If you are determined to get into medicine, regardless of receiving a stellar ATAR score over 99+, you will need to do well in the UCAT before universities may consider you for an interview for entry.
It is important to test yourself and get some real UCAT exam experience before the actual exam.
The best way to start is to try a practice exam that mimics the actual exam conditions. This will help you familiarise yourself with UCAT-style questions.
The UCAT is a 2-hour computer-based exam that contains 233 multiple choice questions across 5 subtests:
The first four subtests test your cognitive ability and the last subtest, Situational Judgement, assesses your ability to make moral and ethical decisions.
By doing practice exams, you are attempting the exam under real exam conditions and becoming more accustomed to and familiar with these conditions.

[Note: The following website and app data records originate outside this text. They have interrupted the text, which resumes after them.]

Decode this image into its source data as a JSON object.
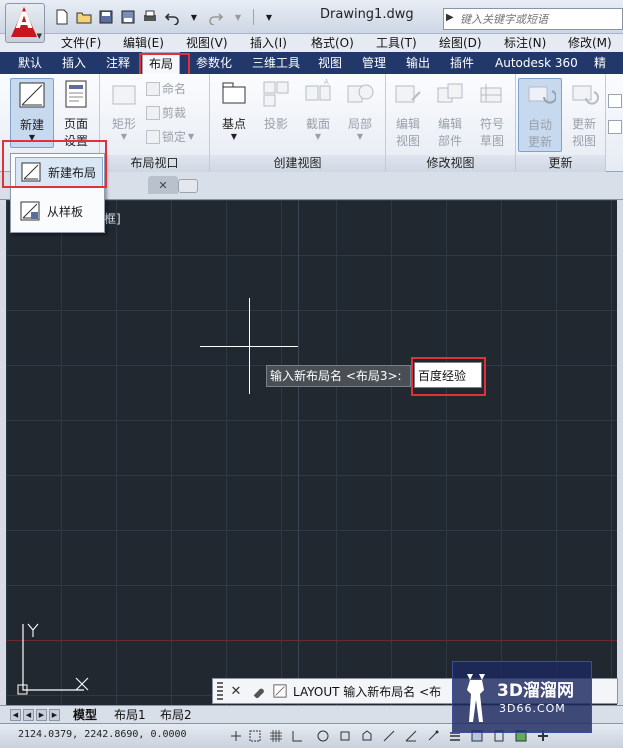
{
  "titlebar": {
    "doc_title": "Drawing1.dwg",
    "search_placeholder": "键入关键字或短语",
    "app_logo": "A"
  },
  "menubar": {
    "items": [
      "文件(F)",
      "编辑(E)",
      "视图(V)",
      "插入(I)",
      "格式(O)",
      "工具(T)",
      "绘图(D)",
      "标注(N)",
      "修改(M)"
    ]
  },
  "ribbon_tabs": {
    "items": [
      "默认",
      "插入",
      "注释",
      "布局",
      "参数化",
      "三维工具",
      "视图",
      "管理",
      "输出",
      "插件",
      "Autodesk 360",
      "精选"
    ],
    "active": "布局"
  },
  "ribbon": {
    "layout_group": {
      "new_label": "新建",
      "page_setup_label_1": "页面",
      "page_setup_label_2": "设置"
    },
    "viewport_group": {
      "label": "布局视口",
      "rect_label": "矩形",
      "name_label": "命名",
      "clip_label": "剪裁",
      "lock_label": "锁定"
    },
    "create_view_group": {
      "label": "创建视图",
      "base_label": "基点",
      "projected_label": "投影",
      "section_label": "截面",
      "detail_label": "局部"
    },
    "modify_view_group": {
      "label": "修改视图",
      "edit_view_1": "编辑",
      "edit_view_2": "视图",
      "edit_comp_1": "编辑",
      "edit_comp_2": "部件",
      "symbol_1": "符号",
      "symbol_2": "草图"
    },
    "update_group": {
      "label": "更新",
      "auto_1": "自动",
      "auto_2": "更新",
      "update_1": "更新",
      "update_2": "视图"
    }
  },
  "dropdown": {
    "items": [
      "新建布局",
      "从样板"
    ]
  },
  "canvas": {
    "viewport_label": "框]",
    "prompt_text": "输入新布局名 <布局3>:",
    "input_value": "百度经验"
  },
  "cmdline": {
    "text": "LAYOUT 输入新布局名 <布"
  },
  "watermark": {
    "brand": "3D溜溜网",
    "site": "3D66.COM"
  },
  "layout_tabs": {
    "items": [
      "模型",
      "布局1",
      "布局2"
    ]
  },
  "status": {
    "coords": "2124.0379, 2242.8690, 0.0000"
  },
  "colors": {
    "accent_red": "#e0313a",
    "tab_strip": "#22386b",
    "canvas_bg": "#212830"
  }
}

You do not want to leave the exam to chance and any exposure to relevant practice papers beforehand will help along with the process.
The more comfortable you are with the styles of UCAT questions, the better you can prepare your UCAT strategy.
Sitting a practice exam is the most effective way to get experience of the UCAT exam, the format of the exam itself, and the time constraints that you will be placed under. Remember, it is important that you get used to concentrating for the 2-hour duration as speed and timing is one of the biggest challenges in the UCAT exam.
The UCAT Masterclass practice paper gives you:
Because of the large number of people that have sat this test it also gives you a:
Using these, you can compare your performance against others.
Now, let’s go through these things one at a time.
Using the practice exam, you will be able to familiarise with the different question types and formats of the UCAT (drag and drop, multiple choice, Yes/No questions) as it is not your standard multiple-choice exam.
You will also be able to use the on-screen calculator, and familiarise yourself with the keyboard shortcuts, just like the real UCAT.
It’s important to practise using these to save time.
The more familiar you are with the tools (like keyboard shortcuts) and platform, the better you will be prepared for the real thing! The practice exam will give you a good indication of what to expect.
The online practice paper simulation will give you an idea of your timing for each question, and your strengths and weaknesses for different scenarios.
The practice paper will allow you to be more familiar on how to strategise your time, as there is a timer on the top right of the exam screen, and each section is different in duration and length. This will give you an indication of where to best allocate your time.
Be sure to pace yourself and avoid spending too long on any one question as this will compromise the time you have for later questions that you may miss out on.
Once you complete the exam, you can review the solution in the practice paper. This is essential as it will show you where you went wrong and which areas you need to improve in.
In the review screen, shown below, you can click on a question to see the answer and a detailed explanation. This will help you understand the nature of the UCAT questions.
After receiving your detailed reporting, you will:
As each of the five subtests tests different skills and contains a different number of questions, a scaled score is given rather than a raw mark.
Each subtest is scored between 300 to 900.
The first four subtests are cognitive subtests. They measure your aptitude in skills such as reading comprehension, logical thinking, performing calculations and recognising patterns in shapes. Hence, these scores are combined to give you a total score for these four subtests.
Just like the other subtests, Situational Judgement will be scored between 300 to 900. Situational Judgement, measures your ability to correctly identify appropriate behaviour and important considerations in scenarios involving moral and ethical issues.
The UCAT Masterclass practice paper has been completed by a large number of people. This is important as it means you can understand your performance in comparison to a large cohort of your peers. This means your scores are calculated in a similar manner to the real UCAT.
The UCAT Masterclass practice paper provides you an opportunity to practice the UCAT under realistic conditions, test yourself, identify areas for improvement and compare your performance to other UCAT candidates.
These detailed insights allow you to focus on your strengths, address your weaknesses, and work on your time management to ACE your UCAT!